He noted that misappropriation and theft, the fundamental sources of the incomes of the bureaucracy, do not constitute a system of exploitation in the scientific sense of the word. But inasmuch as they fundamentally contradict the interests and needs of the broad masses, they necessitate a regime of uncontrolled tyranny. "In order to safeguard the systematic pilfering of the bureaucracy, its apparatus is forced to turn to systematic acts of robbery. All this together creates a system of Bonapartist gangsterism." ("The Bonapartist Philosophy of the State," Bulletin of the Opposition, 1939, № 77-78, p. 13).

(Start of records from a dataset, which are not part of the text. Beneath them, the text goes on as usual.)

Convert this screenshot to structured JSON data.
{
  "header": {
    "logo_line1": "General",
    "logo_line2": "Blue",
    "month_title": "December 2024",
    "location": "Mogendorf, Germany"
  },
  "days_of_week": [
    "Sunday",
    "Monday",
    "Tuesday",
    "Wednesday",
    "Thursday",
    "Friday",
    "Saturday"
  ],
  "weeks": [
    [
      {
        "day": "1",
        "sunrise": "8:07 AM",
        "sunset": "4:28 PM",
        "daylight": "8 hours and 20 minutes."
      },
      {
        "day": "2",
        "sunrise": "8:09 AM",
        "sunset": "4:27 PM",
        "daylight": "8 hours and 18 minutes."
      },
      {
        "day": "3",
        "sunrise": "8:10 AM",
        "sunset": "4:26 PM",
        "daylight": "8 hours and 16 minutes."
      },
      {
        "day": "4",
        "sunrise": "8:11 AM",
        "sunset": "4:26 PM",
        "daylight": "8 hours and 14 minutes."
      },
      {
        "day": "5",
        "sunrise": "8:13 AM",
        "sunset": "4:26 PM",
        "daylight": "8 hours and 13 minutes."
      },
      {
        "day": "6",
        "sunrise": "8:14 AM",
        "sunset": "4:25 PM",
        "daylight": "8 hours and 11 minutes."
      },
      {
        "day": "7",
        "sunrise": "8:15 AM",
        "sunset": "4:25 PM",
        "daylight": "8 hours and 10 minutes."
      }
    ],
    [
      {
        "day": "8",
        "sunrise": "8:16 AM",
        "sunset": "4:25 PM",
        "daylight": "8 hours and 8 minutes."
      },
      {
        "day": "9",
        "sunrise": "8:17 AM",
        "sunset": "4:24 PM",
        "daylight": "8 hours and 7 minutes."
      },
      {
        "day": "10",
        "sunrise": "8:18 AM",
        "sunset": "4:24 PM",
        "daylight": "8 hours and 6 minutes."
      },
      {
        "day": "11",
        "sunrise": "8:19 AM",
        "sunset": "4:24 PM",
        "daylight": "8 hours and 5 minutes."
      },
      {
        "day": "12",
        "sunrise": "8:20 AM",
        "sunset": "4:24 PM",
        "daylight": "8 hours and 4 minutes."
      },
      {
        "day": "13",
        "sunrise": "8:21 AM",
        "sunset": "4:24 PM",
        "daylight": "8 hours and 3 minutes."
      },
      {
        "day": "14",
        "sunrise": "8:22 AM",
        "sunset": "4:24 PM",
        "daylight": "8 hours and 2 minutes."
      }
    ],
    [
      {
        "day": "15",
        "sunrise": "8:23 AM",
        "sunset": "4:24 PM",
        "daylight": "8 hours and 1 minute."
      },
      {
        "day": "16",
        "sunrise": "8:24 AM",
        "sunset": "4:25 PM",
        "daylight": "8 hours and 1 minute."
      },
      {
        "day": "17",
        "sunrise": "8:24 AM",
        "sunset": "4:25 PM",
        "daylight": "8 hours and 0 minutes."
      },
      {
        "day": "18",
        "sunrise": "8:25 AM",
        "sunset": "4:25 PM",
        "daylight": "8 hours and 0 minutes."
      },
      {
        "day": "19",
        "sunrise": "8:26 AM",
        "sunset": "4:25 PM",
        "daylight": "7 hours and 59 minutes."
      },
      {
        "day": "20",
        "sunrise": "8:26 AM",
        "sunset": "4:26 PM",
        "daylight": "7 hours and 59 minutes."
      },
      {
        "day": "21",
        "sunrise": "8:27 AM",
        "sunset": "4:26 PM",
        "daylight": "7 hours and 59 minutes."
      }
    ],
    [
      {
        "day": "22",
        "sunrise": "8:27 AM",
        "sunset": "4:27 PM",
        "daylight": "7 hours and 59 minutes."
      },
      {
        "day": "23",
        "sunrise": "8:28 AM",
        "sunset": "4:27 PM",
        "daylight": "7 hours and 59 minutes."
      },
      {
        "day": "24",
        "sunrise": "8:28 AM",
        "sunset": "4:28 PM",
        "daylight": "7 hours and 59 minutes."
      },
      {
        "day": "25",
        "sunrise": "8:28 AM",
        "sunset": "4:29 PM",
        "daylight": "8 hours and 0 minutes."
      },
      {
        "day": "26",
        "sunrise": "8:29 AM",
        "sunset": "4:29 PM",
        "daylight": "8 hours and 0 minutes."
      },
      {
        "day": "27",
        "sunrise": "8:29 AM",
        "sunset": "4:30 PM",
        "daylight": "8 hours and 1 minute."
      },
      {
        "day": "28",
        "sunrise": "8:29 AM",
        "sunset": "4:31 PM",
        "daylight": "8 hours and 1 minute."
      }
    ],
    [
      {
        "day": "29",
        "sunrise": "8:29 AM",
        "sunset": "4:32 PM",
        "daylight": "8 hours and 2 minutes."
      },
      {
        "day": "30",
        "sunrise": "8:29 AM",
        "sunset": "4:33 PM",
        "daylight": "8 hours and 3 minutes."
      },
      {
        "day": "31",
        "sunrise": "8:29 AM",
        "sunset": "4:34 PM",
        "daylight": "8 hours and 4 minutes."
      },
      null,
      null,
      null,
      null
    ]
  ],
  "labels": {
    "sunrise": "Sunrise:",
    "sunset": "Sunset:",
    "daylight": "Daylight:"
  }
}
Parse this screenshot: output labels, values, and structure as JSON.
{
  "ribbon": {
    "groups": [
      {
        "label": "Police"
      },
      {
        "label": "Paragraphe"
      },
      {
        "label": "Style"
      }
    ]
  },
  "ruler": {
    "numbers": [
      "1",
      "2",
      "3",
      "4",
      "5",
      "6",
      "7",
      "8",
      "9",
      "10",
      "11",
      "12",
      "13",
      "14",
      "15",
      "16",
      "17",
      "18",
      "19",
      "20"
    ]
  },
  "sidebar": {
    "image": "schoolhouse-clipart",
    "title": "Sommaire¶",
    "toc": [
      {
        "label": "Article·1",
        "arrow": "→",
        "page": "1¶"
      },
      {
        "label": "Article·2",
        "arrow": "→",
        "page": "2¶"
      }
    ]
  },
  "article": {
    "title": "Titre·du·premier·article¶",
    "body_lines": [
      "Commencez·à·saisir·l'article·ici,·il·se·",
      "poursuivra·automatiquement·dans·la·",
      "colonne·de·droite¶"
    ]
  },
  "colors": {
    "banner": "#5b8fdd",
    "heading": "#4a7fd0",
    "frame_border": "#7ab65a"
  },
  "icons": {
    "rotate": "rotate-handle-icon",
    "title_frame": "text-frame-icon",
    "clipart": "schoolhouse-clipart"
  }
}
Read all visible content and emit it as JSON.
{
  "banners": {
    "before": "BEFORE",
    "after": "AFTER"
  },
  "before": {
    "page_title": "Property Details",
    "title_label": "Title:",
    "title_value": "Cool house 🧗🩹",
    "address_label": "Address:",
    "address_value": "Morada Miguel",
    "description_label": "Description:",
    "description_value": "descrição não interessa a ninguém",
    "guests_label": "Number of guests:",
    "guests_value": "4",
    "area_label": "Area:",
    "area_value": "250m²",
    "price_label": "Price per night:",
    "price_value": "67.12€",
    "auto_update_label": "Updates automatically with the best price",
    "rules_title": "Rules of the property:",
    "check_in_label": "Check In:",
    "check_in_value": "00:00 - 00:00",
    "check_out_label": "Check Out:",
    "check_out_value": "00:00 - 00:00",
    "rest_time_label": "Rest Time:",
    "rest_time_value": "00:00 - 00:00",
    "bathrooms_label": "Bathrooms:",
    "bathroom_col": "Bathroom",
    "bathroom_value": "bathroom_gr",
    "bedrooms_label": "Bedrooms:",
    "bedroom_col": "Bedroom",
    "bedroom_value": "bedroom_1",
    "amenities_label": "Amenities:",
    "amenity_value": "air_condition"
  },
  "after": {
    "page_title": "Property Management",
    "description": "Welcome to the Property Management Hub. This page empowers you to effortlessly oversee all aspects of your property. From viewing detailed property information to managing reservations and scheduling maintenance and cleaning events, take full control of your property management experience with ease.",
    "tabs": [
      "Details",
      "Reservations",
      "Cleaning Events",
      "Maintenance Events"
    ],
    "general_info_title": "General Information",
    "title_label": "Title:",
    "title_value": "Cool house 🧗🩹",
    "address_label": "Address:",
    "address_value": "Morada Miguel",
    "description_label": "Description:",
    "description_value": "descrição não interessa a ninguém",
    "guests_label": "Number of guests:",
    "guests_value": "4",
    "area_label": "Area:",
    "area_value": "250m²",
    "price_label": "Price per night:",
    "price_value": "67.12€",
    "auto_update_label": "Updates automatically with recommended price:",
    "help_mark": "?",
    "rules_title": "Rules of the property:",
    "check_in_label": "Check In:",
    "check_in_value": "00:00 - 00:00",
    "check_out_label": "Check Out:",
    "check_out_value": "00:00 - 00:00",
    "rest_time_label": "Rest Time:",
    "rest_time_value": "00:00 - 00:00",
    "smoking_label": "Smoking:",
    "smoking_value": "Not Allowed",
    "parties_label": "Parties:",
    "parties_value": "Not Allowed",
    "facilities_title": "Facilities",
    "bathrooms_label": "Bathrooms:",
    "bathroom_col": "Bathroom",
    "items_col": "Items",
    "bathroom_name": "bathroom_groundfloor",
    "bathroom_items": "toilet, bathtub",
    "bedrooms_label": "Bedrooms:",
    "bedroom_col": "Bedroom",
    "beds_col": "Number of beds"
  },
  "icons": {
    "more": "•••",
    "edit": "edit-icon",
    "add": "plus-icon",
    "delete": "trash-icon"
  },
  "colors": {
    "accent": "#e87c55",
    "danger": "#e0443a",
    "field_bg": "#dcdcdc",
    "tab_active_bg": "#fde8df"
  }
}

Continuing this analysis in the post-Soviet period, the historian Vadim Rogovin noted in his seven-volume study Was There an Alternative? that "corruption and the mass misappropriation of social property was transformed into an essential factor in the rot of the post-Stalinist regime." (Mirovaya revoliutsiya i mirovaya voyna, Мoskva., 1998, p. 28).

Rogovin insisted that the restoration of capitalism in the republics, which was founded on the ruins of the USSR, confirmed Trotsky's prognosis that "the contradiction between forms of property and norms of distribution cannot grow without end. Either bourgeois norms will prevail in one or another form, expanding to the means of production as well, or the opposite [will happen]—norms of distribution will have to come into correspondence with socialist property." (Trotsky, L.D. Predannaya revoliutsiya, Мoskva., 1991, p. 202-203).

Rogovin wrote: "In practice, the first variant of this prognosis was realized from the end of the 1980s to the beginning of the 1990s. Corrupt and shadow elements of the ‘old' social structure became that layer from which was recruited the class of the new bourgeoisie. A growth in the income of this class is happening simultaneously with new blows against the social interests and living standards of the vast mass of the population." (V. Rogovin, Mirovaya revoliutsiya i mirovaya voyna, Мoskva, 1998, p. 28).

Corruption in modern Russian is not an administrative, or even a criminal problem, it is a political one.